== Data records

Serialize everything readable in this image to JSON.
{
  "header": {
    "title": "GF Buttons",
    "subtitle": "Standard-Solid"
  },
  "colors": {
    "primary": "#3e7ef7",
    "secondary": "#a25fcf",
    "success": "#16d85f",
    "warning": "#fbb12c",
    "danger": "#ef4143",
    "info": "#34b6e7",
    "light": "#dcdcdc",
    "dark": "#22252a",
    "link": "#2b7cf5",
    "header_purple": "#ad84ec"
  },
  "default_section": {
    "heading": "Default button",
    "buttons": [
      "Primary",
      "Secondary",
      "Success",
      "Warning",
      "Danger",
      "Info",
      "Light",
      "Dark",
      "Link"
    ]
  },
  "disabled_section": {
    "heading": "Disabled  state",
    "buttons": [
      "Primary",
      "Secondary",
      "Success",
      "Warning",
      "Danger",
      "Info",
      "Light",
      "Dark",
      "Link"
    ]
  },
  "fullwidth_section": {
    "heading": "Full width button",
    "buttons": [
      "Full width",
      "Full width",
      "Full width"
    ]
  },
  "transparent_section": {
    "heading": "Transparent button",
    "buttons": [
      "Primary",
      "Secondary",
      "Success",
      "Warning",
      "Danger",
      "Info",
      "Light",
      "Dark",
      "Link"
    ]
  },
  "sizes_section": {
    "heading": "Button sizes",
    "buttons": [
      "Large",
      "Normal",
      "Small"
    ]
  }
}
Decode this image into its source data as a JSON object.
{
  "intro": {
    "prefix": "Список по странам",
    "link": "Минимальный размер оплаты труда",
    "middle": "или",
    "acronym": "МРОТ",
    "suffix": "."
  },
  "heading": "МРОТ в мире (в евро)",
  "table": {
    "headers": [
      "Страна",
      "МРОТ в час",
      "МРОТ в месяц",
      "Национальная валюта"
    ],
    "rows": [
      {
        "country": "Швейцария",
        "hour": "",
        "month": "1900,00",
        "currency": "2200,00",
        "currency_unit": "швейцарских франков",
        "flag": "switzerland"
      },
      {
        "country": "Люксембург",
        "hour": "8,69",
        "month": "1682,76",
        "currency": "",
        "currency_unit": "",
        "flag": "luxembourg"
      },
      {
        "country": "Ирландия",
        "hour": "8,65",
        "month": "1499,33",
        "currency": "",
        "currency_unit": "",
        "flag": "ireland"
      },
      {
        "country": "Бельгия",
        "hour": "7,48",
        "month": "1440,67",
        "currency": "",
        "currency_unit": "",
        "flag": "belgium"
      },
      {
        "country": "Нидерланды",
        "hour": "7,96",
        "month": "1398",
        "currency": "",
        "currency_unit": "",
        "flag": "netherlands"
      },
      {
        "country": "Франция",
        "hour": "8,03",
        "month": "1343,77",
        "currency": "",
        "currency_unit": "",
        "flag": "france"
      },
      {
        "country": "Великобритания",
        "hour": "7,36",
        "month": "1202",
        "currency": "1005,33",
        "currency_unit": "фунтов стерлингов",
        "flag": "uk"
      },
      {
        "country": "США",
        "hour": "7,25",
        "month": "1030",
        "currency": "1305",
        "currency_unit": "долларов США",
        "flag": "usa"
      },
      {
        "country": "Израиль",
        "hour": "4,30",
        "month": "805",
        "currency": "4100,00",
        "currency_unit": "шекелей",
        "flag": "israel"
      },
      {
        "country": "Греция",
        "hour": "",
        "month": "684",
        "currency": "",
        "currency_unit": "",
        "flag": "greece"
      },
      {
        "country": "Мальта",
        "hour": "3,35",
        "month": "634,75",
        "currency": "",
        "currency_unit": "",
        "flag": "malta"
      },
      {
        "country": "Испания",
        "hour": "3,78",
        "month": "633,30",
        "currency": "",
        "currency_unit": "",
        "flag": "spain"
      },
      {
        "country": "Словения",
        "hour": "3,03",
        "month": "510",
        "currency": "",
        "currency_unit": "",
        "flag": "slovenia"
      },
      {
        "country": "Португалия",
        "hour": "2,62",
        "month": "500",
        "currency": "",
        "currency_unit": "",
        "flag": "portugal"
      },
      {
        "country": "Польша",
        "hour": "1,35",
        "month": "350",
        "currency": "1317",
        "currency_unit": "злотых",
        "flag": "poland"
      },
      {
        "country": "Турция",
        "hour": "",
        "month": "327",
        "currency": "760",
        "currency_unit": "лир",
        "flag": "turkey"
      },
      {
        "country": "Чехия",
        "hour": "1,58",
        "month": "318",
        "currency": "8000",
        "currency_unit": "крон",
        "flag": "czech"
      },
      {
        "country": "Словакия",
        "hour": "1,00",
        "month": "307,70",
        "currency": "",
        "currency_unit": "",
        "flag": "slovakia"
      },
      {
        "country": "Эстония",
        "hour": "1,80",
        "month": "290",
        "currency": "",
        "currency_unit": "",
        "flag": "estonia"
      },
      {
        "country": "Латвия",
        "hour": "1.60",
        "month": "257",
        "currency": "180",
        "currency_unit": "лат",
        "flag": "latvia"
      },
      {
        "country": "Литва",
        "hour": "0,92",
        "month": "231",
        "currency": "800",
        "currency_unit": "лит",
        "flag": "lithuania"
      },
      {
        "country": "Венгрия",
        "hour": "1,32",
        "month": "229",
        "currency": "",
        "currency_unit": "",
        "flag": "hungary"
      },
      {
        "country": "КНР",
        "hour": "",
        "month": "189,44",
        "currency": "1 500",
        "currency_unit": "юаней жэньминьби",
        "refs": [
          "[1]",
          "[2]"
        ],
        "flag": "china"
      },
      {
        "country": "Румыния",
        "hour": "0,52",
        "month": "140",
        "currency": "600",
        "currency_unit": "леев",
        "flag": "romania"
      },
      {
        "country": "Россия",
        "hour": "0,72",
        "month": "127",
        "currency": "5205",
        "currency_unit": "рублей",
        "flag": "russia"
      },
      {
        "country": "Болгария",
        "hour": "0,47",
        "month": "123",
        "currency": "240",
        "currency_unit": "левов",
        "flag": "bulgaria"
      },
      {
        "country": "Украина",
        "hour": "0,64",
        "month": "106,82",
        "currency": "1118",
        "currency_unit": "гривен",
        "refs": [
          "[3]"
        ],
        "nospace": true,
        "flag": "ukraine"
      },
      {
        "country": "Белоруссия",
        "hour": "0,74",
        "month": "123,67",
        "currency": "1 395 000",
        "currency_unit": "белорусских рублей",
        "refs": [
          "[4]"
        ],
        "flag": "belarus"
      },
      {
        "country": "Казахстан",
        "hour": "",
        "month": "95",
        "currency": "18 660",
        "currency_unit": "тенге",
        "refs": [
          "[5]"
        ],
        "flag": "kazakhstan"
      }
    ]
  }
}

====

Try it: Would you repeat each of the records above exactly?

Solution:
Serialize everything readable in this image to JSON.
{
  "header": {
    "title": "GF Buttons",
    "subtitle": "Standard-Solid"
  },
  "colors": {
    "primary": "#3e7ef7",
    "secondary": "#a25fcf",
    "success": "#16d85f",
    "warning": "#fbb12c",
    "danger": "#ef4143",
    "info": "#34b6e7",
    "light": "#dcdcdc",
    "dark": "#22252a",
    "link": "#2b7cf5",
    "header_purple": "#ad84ec"
  },
  "default_section": {
    "heading": "Default button",
    "buttons": [
      "Primary",
      "Secondary",
      "Success",
      "Warning",
      "Danger",
      "Info",
      "Light",
      "Dark",
      "Link"
    ]
  },
  "disabled_section": {
    "heading": "Disabled  state",
    "buttons": [
      "Primary",
      "Secondary",
      "Success",
      "Warning",
      "Danger",
      "Info",
      "Light",
      "Dark",
      "Link"
    ]
  },
  "fullwidth_section": {
    "heading": "Full width button",
    "buttons": [
      "Full width",
      "Full width",
      "Full width"
    ]
  },
  "transparent_section": {
    "heading": "Transparent button",
    "buttons": [
      "Primary",
      "Secondary",
      "Success",
      "Warning",
      "Danger",
      "Info",
      "Light",
      "Dark",
      "Link"
    ]
  },
  "sizes_section": {
    "heading": "Button sizes",
    "buttons": [
      "Large",
      "Normal",
      "Small"
    ]
  }
}
Decode this image into its source data as a JSON object.
{
  "intro": {
    "prefix": "Список по странам",
    "link": "Минимальный размер оплаты труда",
    "middle": "или",
    "acronym": "МРОТ",
    "suffix": "."
  },
  "heading": "МРОТ в мире (в евро)",
  "table": {
    "headers": [
      "Страна",
      "МРОТ в час",
      "МРОТ в месяц",
      "Национальная валюта"
    ],
    "rows": [
      {
        "country": "Швейцария",
        "hour": "",
        "month": "1900,00",
        "currency": "2200,00",
        "currency_unit": "швейцарских франков",
        "flag": "switzerland"
      },
      {
        "country": "Люксембург",
        "hour": "8,69",
        "month": "1682,76",
        "currency": "",
        "currency_unit": "",
        "flag": "luxembourg"
      },
      {
        "country": "Ирландия",
        "hour": "8,65",
        "month": "1499,33",
        "currency": "",
        "currency_unit": "",
        "flag": "ireland"
      },
      {
        "country": "Бельгия",
        "hour": "7,48",
        "month": "1440,67",
        "currency": "",
        "currency_unit": "",
        "flag": "belgium"
      },
      {
        "country": "Нидерланды",
        "hour": "7,96",
        "month": "1398",
        "currency": "",
        "currency_unit": "",
        "flag": "netherlands"
      },
      {
        "country": "Франция",
        "hour": "8,03",
        "month": "1343,77",
        "currency": "",
        "currency_unit": "",
        "flag": "france"
      },
      {
        "country": "Великобритания",
        "hour": "7,36",
        "month": "1202",
        "currency": "1005,33",
        "currency_unit": "фунтов стерлингов",
        "flag": "uk"
      },
      {
        "country": "США",
        "hour": "7,25",
        "month": "1030",
        "currency": "1305",
        "currency_unit": "долларов США",
        "flag": "usa"
      },
      {
        "country": "Израиль",
        "hour": "4,30",
        "month": "805",
        "currency": "4100,00",
        "currency_unit": "шекелей",
        "flag": "israel"
      },
      {
        "country": "Греция",
        "hour": "",
        "month": "684",
        "currency": "",
        "currency_unit": "",
        "flag": "greece"
      },
      {
        "country": "Мальта",
        "hour": "3,35",
        "month": "634,75",
        "currency": "",
        "currency_unit": "",
        "flag": "malta"
      },
      {
        "country": "Испания",
        "hour": "3,78",
        "month": "633,30",
        "currency": "",
        "currency_unit": "",
        "flag": "spain"
      },
      {
        "country": "Словения",
        "hour": "3,03",
        "month": "510",
        "currency": "",
        "currency_unit": "",
        "flag": "slovenia"
      },
      {
        "country": "Португалия",
        "hour": "2,62",
        "month": "500",
        "currency": "",
        "currency_unit": "",
        "flag": "portugal"
      },
      {
        "country": "Польша",
        "hour": "1,35",
        "month": "350",
        "currency": "1317",
        "currency_unit": "злотых",
        "flag": "poland"
      },
      {
        "country": "Турция",
        "hour": "",
        "month": "327",
        "currency": "760",
        "currency_unit": "лир",
        "flag": "turkey"
      },
      {
        "country": "Чехия",
        "hour": "1,58",
        "month": "318",
        "currency": "8000",
        "currency_unit": "крон",
        "flag": "czech"
      },
      {
        "country": "Словакия",
        "hour": "1,00",
        "month": "307,70",
        "currency": "",
        "currency_unit": "",
        "flag": "slovakia"
      },
      {
        "country": "Эстония",
        "hour": "1,80",
        "month": "290",
        "currency": "",
        "currency_unit": "",
        "flag": "estonia"
      },
      {
        "country": "Латвия",
        "hour": "1.60",
        "month": "257",
        "currency": "180",
        "currency_unit": "лат",
        "flag": "latvia"
      },
      {
        "country": "Литва",
        "hour": "0,92",
        "month": "231",
        "currency": "800",
        "currency_unit": "лит",
        "flag": "lithuania"
      },
      {
        "country": "Венгрия",
        "hour": "1,32",
        "month": "229",
        "currency": "",
        "currency_unit": "",
        "flag": "hungary"
      },
      {
        "country": "КНР",
        "hour": "",
        "month": "189,44",
        "currency": "1 500",
        "currency_unit": "юаней жэньминьби",
        "refs": [
          "[1]",
          "[2]"
        ],
        "flag": "china"
      },
      {
        "country": "Румыния",
        "hour": "0,52",
        "month": "140",
        "currency": "600",
        "currency_unit": "леев",
        "flag": "romania"
      },
      {
        "country": "Россия",
        "hour": "0,72",
        "month": "127",
        "currency": "5205",
        "currency_unit": "рублей",
        "flag": "russia"
      },
      {
        "country": "Болгария",
        "hour": "0,47",
        "month": "123",
        "currency": "240",
        "currency_unit": "левов",
        "flag": "bulgaria"
      },
      {
        "country": "Украина",
        "hour": "0,64",
        "month": "106,82",
        "currency": "1118",
        "currency_unit": "гривен",
        "refs": [
          "[3]"
        ],
        "nospace": true,
        "flag": "ukraine"
      },
      {
        "country": "Белоруссия",
        "hour": "0,74",
        "month": "123,67",
        "currency": "1 395 000",
        "currency_unit": "белорусских рублей",
        "refs": [
          "[4]"
        ],
        "flag": "belarus"
      },
      {
        "country": "Казахстан",
        "hour": "",
        "month": "95",
        "currency": "18 660",
        "currency_unit": "тенге",
        "refs": [
          "[5]"
        ],
        "flag": "kazakhstan"
      }
    ]
  }
}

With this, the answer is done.